I am a quilter.
I love making quilts.
There is just something about buying fabric, bringing it home, cutting it up into tiny pieces and sewing it back together again.
It reminds me of my grandmothers. Both were quilters. Grandma Fortune made her quilts 100% by hand. She would sit next to her radio in her rocking chair and stitch away. She had all these little pieces that she would carefully hand sew together. Then she sewed the pieces into blocks and then into quilts. I remember her quilting the huge quilts. I received one of these precious quilts as a high school graduation gift. I have since given it to one of my girls. Pinwheels, tiny toys in the fabrics, stripes, and the color blue all make me think of Grandma Fortune.

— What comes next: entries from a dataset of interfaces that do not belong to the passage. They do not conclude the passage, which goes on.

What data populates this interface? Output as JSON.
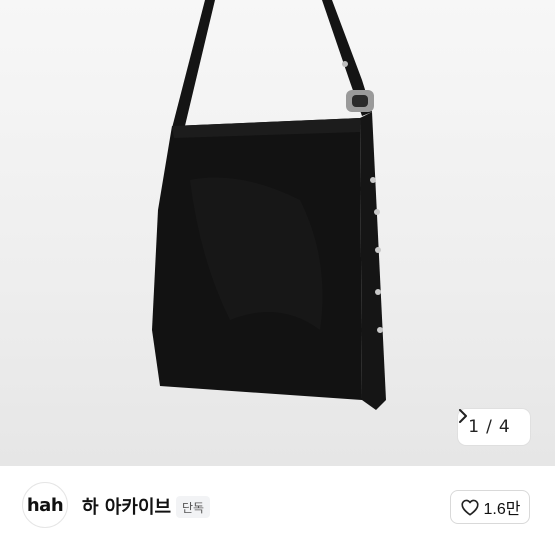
{
  "gallery": {
    "current": "1",
    "separator": "/",
    "total": "4",
    "next_icon": "chevron-right-icon"
  },
  "brand": {
    "logo_text": "hah",
    "name": "하 아카이브",
    "badge": "단독"
  },
  "like": {
    "icon": "heart-icon",
    "count": "1.6만"
  }
}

Grandma Orme made her quilts on her treadle sewing machine. She would piece them by machine and hand quilt them on a frame. I remember watching her sewing in her kitchen and asking her if she would give me her sewing machine when she died. (Pretty brazen even as a kid, I was.) She never said "yes" and she never said "no". She used more daring colors in her quilts. I remember that I used to think that her quilts didn't jive. But years later, I see that she had quite the eye for color. I also received a precious quilt from her as a high school graduation gift. One of my girls got that one. Wool quilts remind me of Grandma Orme. Heavy, heavy quilts that offered the only heat in a very, very cold bedroom in her house. I was so thankful for the weight and warmth of those quilts.
Now I'm a quilter. I don't save all my scraps any more like I used to. I had so many tiny scraps saved and organized, I had a friend come and exorcise them from me! I was never going to use them, but both grandmothers taught me not to waste fabric. They used to piece even a 1" block if they didn't have one square inch! OMG!
Recently, I gathered all of my green fabrics that looked as if they would compliment each other. I cut them into smaller pieces and sewed them back together again. Once I had my quilt top together, I taped the backing down to the floor. I stretched the fabric every so slightly.
Next I lay batting on top of the backing fabric and finally, the quilt top. I spread them out evenly with my hands and smooth out all the wrinkles.
Then I baste the quilt. This is a cool technique that both my grandmothers would get a kick out of... I don't sew the layers together with basting stitches, instead, I pin with safety pins. (Some of my quilting friends spray glue the layers together and don't require any pins. I don't like the use of stinky sprays and don't think it's good for my machine to get gunked up with the glue so I still use pins.)
And then I start sewing. I just "draw" with my needle. This quilt didn't require any thinking, just the basic stippling.
And YES.... this is my new quilting machine. It's my time-share machine! It's my time to have it before I share it again! It sewed like a dream and it has such a nice large area to accept the quilt that I didn't have to struggle at all.
And Ta Dah! A very sweet green quilt ready to be mailed tomorrow!
I love the process. I enjoy thinking of the person who will receive my quilts and pouring my love into every stitch.
P.S. I did get the treadle sewing machine after Grandma died. She didn't leave it to me but my uncle inherited everything and I managed to beg it off of him. I'm so glad I did. I love that machine and all of the memories oozing from it.